--- TASK GOAL ---
Searching the material below, find each line that includes the word "Piłka", and copy it.

--- EXTRACTED RECORDS ---
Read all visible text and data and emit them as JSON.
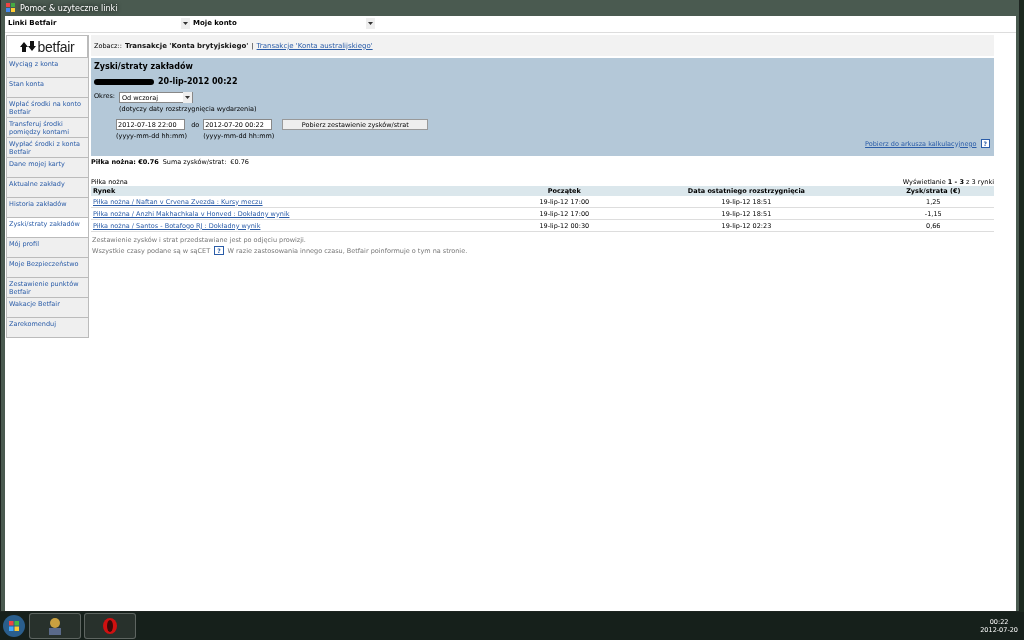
{
  "window": {
    "title": "Pomoc & uzyteczne linki"
  },
  "top_dropdowns": [
    {
      "label": "Linki Betfair"
    },
    {
      "label": "Moje konto"
    }
  ],
  "logo": {
    "text": "betfair"
  },
  "see": {
    "label": "Zobacz::",
    "separator": "|",
    "links": [
      {
        "label": "Transakcje 'Konta brytyjskiego'",
        "selected": true
      },
      {
        "label": "Transakcje 'Konta australijskiego'",
        "selected": false
      }
    ]
  },
  "sidebar": {
    "items": [
      {
        "label": "Wyciąg z konta",
        "selected": false
      },
      {
        "label": "Stan konta",
        "selected": false
      },
      {
        "label": "Wpłać środki na konto Betfair",
        "selected": false
      },
      {
        "label": "Transferuj środki pomiędzy kontami",
        "selected": false
      },
      {
        "label": "Wypłać środki z konta Betfair",
        "selected": false
      },
      {
        "label": "Dane mojej karty",
        "selected": false
      },
      {
        "label": "Aktualne zakłady",
        "selected": false
      },
      {
        "label": "Historia zakładów",
        "selected": false
      },
      {
        "label": "Zyski/straty zakładów",
        "selected": true
      },
      {
        "label": "Mój profil",
        "selected": false
      },
      {
        "label": "Moje Bezpieczeństwo",
        "selected": false
      },
      {
        "label": "Zestawienie punktów Betfair",
        "selected": false
      },
      {
        "label": "Wakacje Betfair",
        "selected": false
      },
      {
        "label": "Zarekomenduj",
        "selected": false
      }
    ]
  },
  "panel": {
    "title": "Zyski/straty zakładów",
    "date": "20-lip-2012 00:22",
    "period_label": "Okres:",
    "period_value": "Od wczoraj",
    "period_hint": "(dotyczy daty rozstrzygnięcia wydarzenia)",
    "from_value": "2012-07-18 22:00",
    "to_label": "do",
    "to_value": "2012-07-20 00:22",
    "from_format": "(yyyy-mm-dd hh:mm)",
    "to_format": "(yyyy-mm-dd hh:mm)",
    "button": "Pobierz zestawienie zysków/strat",
    "spreadsheet_link": "Pobierz do arkusza kalkulacyjnego",
    "help": "?"
  },
  "summary": {
    "sport_total": "Piłka nożna: €0.76",
    "sum_label": "Suma zysków/strat:",
    "sum_value": "€0.76"
  },
  "table": {
    "caption": "Piłka nożna",
    "paging": "Wyświetlanie **1 - 3** z 3 rynki",
    "columns": [
      "Rynek",
      "Początek",
      "Data ostatniego rozstrzygnięcia",
      "Zysk/strata (€)"
    ],
    "rows": [
      [
        "Piłka nożna / Naftan v Crvena Zvezda : Kursy meczu",
        "19-lip-12 17:00",
        "19-lip-12 18:51",
        "1,25"
      ],
      [
        "Piłka nożna / Anzhi Makhachkala v Honved : Dokładny wynik",
        "19-lip-12 17:00",
        "19-lip-12 18:51",
        "-1,15"
      ],
      [
        "Piłka nożna / Santos - Botafogo RJ : Dokładny wynik",
        "19-lip-12 00:30",
        "19-lip-12 02:23",
        "0,66"
      ]
    ]
  },
  "notes": {
    "line1": "Zestawienie zysków i strat przedstawiane jest po odjęciu prowizji.",
    "line2_start": "Wszystkie czasy podane są w sąCET",
    "help": "?",
    "line2_end": "W razie zastosowania innego czasu, Betfair poinformuje o tym na stronie."
  },
  "taskbar": {
    "time": "00:22",
    "date": "2012-07-20"
  }
}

--- REPLY ---
    "sport_total": "Piłka nożna: €0.76",
    "caption": "Piłka nożna",
        "Piłka nożna / Naftan v Crvena Zvezda : Kursy meczu",
        "Piłka nożna / Anzhi Makhachkala v Honved : Dokładny wynik",
        "Piłka nożna / Santos - Botafogo RJ : Dokładny wynik",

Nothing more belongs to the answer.